* [EXERCISE INPUTS]
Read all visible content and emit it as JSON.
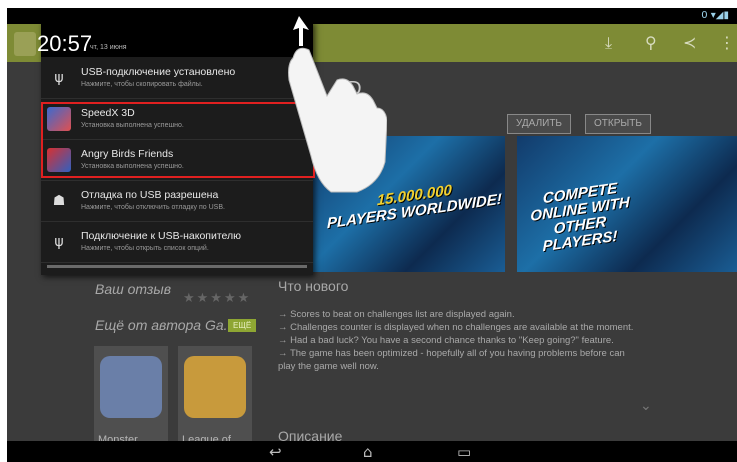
{
  "status_bar": {
    "icons": [
      "signal-icon",
      "wifi-icon",
      "battery-icon"
    ],
    "indicator": "0"
  },
  "app_page": {
    "title_fragment": "3D",
    "uninstall_label": "УДАЛИТЬ",
    "open_label": "ОТКРЫТЬ",
    "screenshot1_caption_a": "15.000.000",
    "screenshot1_caption_b": "PLAYERS WORLDWIDE!",
    "screenshot2_caption": "COMPETE ONLINE WITH OTHER PLAYERS!",
    "review_label": "Ваш отзыв",
    "more_by_label": "Ещё от автора Ga...",
    "more_badge": "ЕЩЁ",
    "whats_new_label": "Что нового",
    "whats_new_lines": [
      "→ Scores to beat on challenges list are displayed again.",
      "→ Challenges counter is displayed when no challenges are available at the moment.",
      "→ Had a bad luck? You have a second chance thanks to \"Keep going?\" feature.",
      "→ The game has been optimized - hopefully all of you having problems before can play the game well now."
    ],
    "description_label": "Описание",
    "related": [
      {
        "label": "Monster"
      },
      {
        "label": "League of"
      }
    ]
  },
  "notification_shade": {
    "time": "20:57",
    "date": "чт, 13 июня",
    "items": [
      {
        "icon": "usb-icon",
        "title": "USB-подключение установлено",
        "subtitle": "Нажмите, чтобы скопировать файлы."
      },
      {
        "icon": "speedx-app-icon",
        "title": "SpeedX 3D",
        "subtitle": "Установка выполнена успешно."
      },
      {
        "icon": "angry-birds-app-icon",
        "title": "Angry Birds Friends",
        "subtitle": "Установка выполнена успешно."
      },
      {
        "icon": "android-debug-icon",
        "title": "Отладка по USB разрешена",
        "subtitle": "Нажмите, чтобы отключить отладку по USB."
      },
      {
        "icon": "usb-storage-icon",
        "title": "Подключение к USB-накопителю",
        "subtitle": "Нажмите, чтобы открыть список опций."
      }
    ]
  },
  "nav_bar": {
    "back": "back-icon",
    "home": "home-icon",
    "recents": "recents-icon"
  },
  "colors": {
    "action_bar": "#7e8b35",
    "highlight_box": "#e02020",
    "shade_bg": "#1c1c1c"
  }
}
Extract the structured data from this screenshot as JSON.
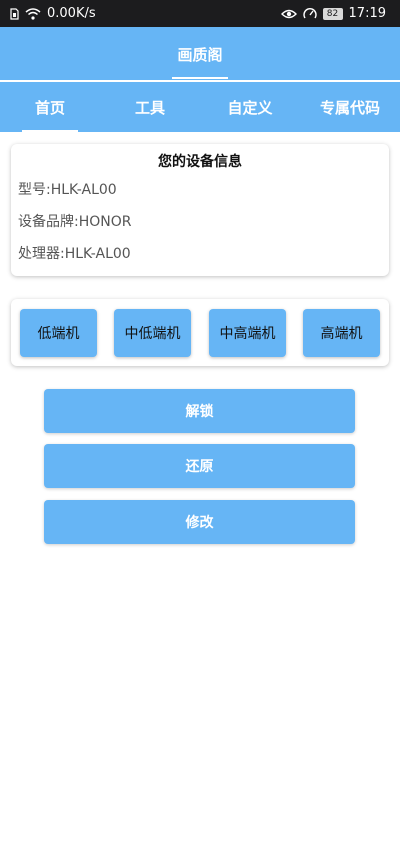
{
  "status_bar": {
    "speed": "0.00K/s",
    "battery": "82",
    "time": "17:19",
    "icons": [
      "sim-icon",
      "wifi-icon",
      "eye-icon",
      "speedometer-icon",
      "battery-icon"
    ]
  },
  "app": {
    "title": "画质阁"
  },
  "tabs": [
    {
      "label": "首页",
      "active": true
    },
    {
      "label": "工具",
      "active": false
    },
    {
      "label": "自定义",
      "active": false
    },
    {
      "label": "专属代码",
      "active": false
    }
  ],
  "device_info": {
    "heading": "您的设备信息",
    "model": "型号:HLK-AL00",
    "brand": "设备品牌:HONOR",
    "processor": "处理器:HLK-AL00"
  },
  "device_tiers": [
    "低端机",
    "中低端机",
    "中高端机",
    "高端机"
  ],
  "actions": {
    "unlock": "解锁",
    "restore": "还原",
    "modify": "修改"
  },
  "colors": {
    "accent": "#66b5f5",
    "status_bar": "#1c1c1e",
    "background": "#ffffff"
  }
}
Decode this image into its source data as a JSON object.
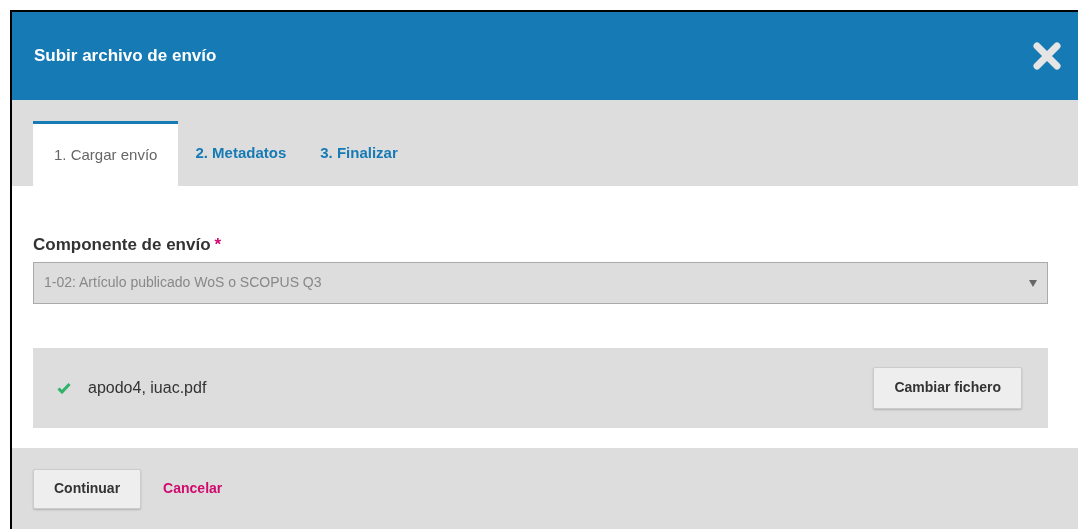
{
  "dialog": {
    "title": "Subir archivo de envío"
  },
  "tabs": [
    {
      "label": "1. Cargar envío",
      "selected": true
    },
    {
      "label": "2. Metadatos",
      "selected": false
    },
    {
      "label": "3. Finalizar",
      "selected": false
    }
  ],
  "component_field": {
    "label": "Componente de envío",
    "required_mark": "*",
    "value": "1-02: Artículo publicado WoS o SCOPUS Q3"
  },
  "uploaded_file": {
    "name": "apodo4, iuac.pdf",
    "button": "Cambiar fichero"
  },
  "footer": {
    "continue_button": "Continuar",
    "cancel_link": "Cancelar"
  }
}
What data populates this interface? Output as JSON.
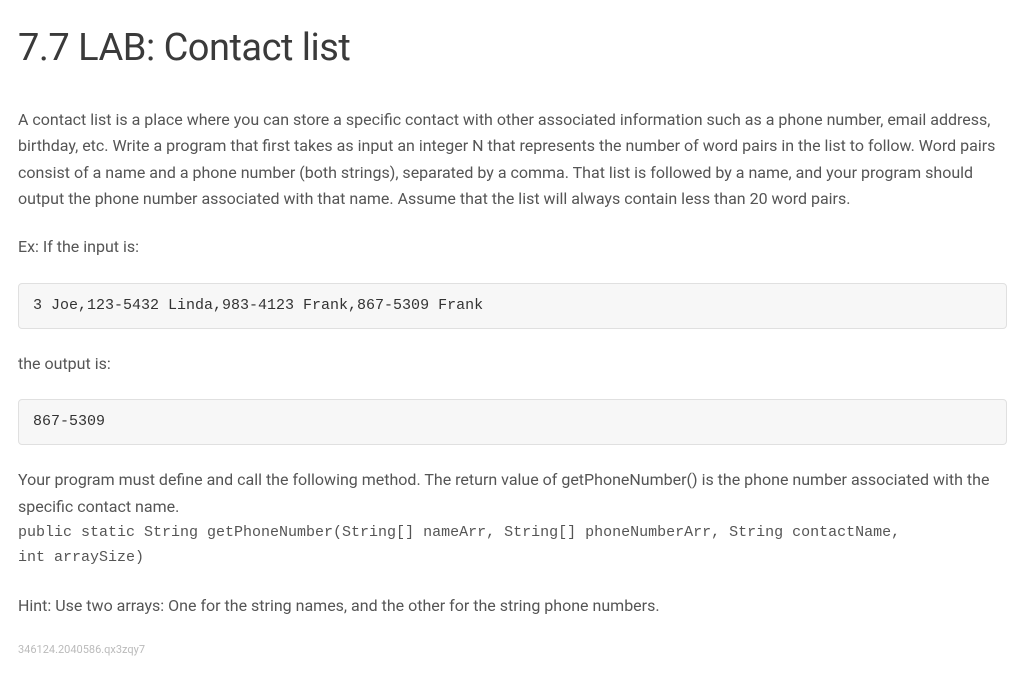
{
  "title": "7.7 LAB: Contact list",
  "intro": "A contact list is a place where you can store a specific contact with other associated information such as a phone number, email address, birthday, etc. Write a program that first takes as input an integer N that represents the number of word pairs in the list to follow. Word pairs consist of a name and a phone number (both strings), separated by a comma. That list is followed by a name, and your program should output the phone number associated with that name. Assume that the list will always contain less than 20 word pairs.",
  "example_label": "Ex: If the input is:",
  "example_input": "3 Joe,123-5432 Linda,983-4123 Frank,867-5309 Frank",
  "output_label": "the output is:",
  "example_output": "867-5309",
  "method_desc": "Your program must define and call the following method. The return value of getPhoneNumber() is the phone number associated with the specific contact name.",
  "method_sig_1": "public static String getPhoneNumber(String[] nameArr, String[] phoneNumberArr, String contactName,",
  "method_sig_2": "int arraySize)",
  "hint": "Hint: Use two arrays: One for the string names, and the other for the string phone numbers.",
  "footer": "346124.2040586.qx3zqy7"
}
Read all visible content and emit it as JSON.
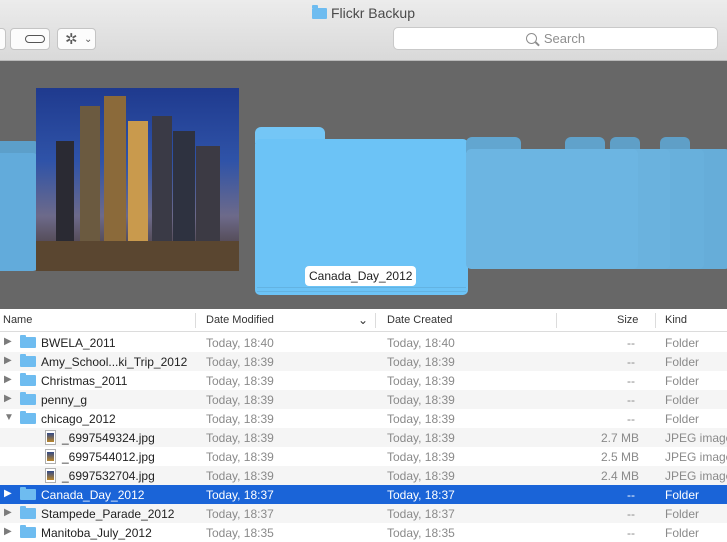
{
  "window": {
    "title": "Flickr Backup"
  },
  "toolbar": {
    "search_placeholder": "Search",
    "gear_glyph": "✲",
    "chevron_glyph": "⌄"
  },
  "cover_flow": {
    "selected_caption": "Canada_Day_2012"
  },
  "columns": {
    "name": "Name",
    "date_modified": "Date Modified",
    "date_created": "Date Created",
    "size": "Size",
    "kind": "Kind",
    "sort_indicator": "⌄"
  },
  "rows": [
    {
      "disclosure": "▶",
      "type": "folder",
      "name": "BWELA_2011",
      "modified": "Today, 18:40",
      "created": "Today, 18:40",
      "size": "--",
      "kind": "Folder"
    },
    {
      "disclosure": "▶",
      "type": "folder",
      "name": "Amy_School...ki_Trip_2012",
      "modified": "Today, 18:39",
      "created": "Today, 18:39",
      "size": "--",
      "kind": "Folder"
    },
    {
      "disclosure": "▶",
      "type": "folder",
      "name": "Christmas_2011",
      "modified": "Today, 18:39",
      "created": "Today, 18:39",
      "size": "--",
      "kind": "Folder"
    },
    {
      "disclosure": "▶",
      "type": "folder",
      "name": "penny_g",
      "modified": "Today, 18:39",
      "created": "Today, 18:39",
      "size": "--",
      "kind": "Folder"
    },
    {
      "disclosure": "▼",
      "type": "folder",
      "name": "chicago_2012",
      "modified": "Today, 18:39",
      "created": "Today, 18:39",
      "size": "--",
      "kind": "Folder"
    },
    {
      "disclosure": "",
      "type": "jpeg",
      "name": "_6997549324.jpg",
      "modified": "Today, 18:39",
      "created": "Today, 18:39",
      "size": "2.7 MB",
      "kind": "JPEG image"
    },
    {
      "disclosure": "",
      "type": "jpeg",
      "name": "_6997544012.jpg",
      "modified": "Today, 18:39",
      "created": "Today, 18:39",
      "size": "2.5 MB",
      "kind": "JPEG image"
    },
    {
      "disclosure": "",
      "type": "jpeg",
      "name": "_6997532704.jpg",
      "modified": "Today, 18:39",
      "created": "Today, 18:39",
      "size": "2.4 MB",
      "kind": "JPEG image"
    },
    {
      "disclosure": "▶",
      "type": "folder",
      "name": "Canada_Day_2012",
      "modified": "Today, 18:37",
      "created": "Today, 18:37",
      "size": "--",
      "kind": "Folder",
      "selected": true
    },
    {
      "disclosure": "▶",
      "type": "folder",
      "name": "Stampede_Parade_2012",
      "modified": "Today, 18:37",
      "created": "Today, 18:37",
      "size": "--",
      "kind": "Folder"
    },
    {
      "disclosure": "▶",
      "type": "folder",
      "name": "Manitoba_July_2012",
      "modified": "Today, 18:35",
      "created": "Today, 18:35",
      "size": "--",
      "kind": "Folder"
    }
  ],
  "colors": {
    "selection": "#1a64d8",
    "folder_blue": "#6ebcf0",
    "coverflow_bg": "#676767"
  }
}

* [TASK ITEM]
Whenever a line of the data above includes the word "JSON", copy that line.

* [TASK OUTPUT]
Read all visible content and emit it as JSON.
Extract the structured data from this screenshot as JSON.
Decode this image into its source data as a JSON object.
What data populates this interface? Output as JSON.
Read all visible content and emit it as JSON.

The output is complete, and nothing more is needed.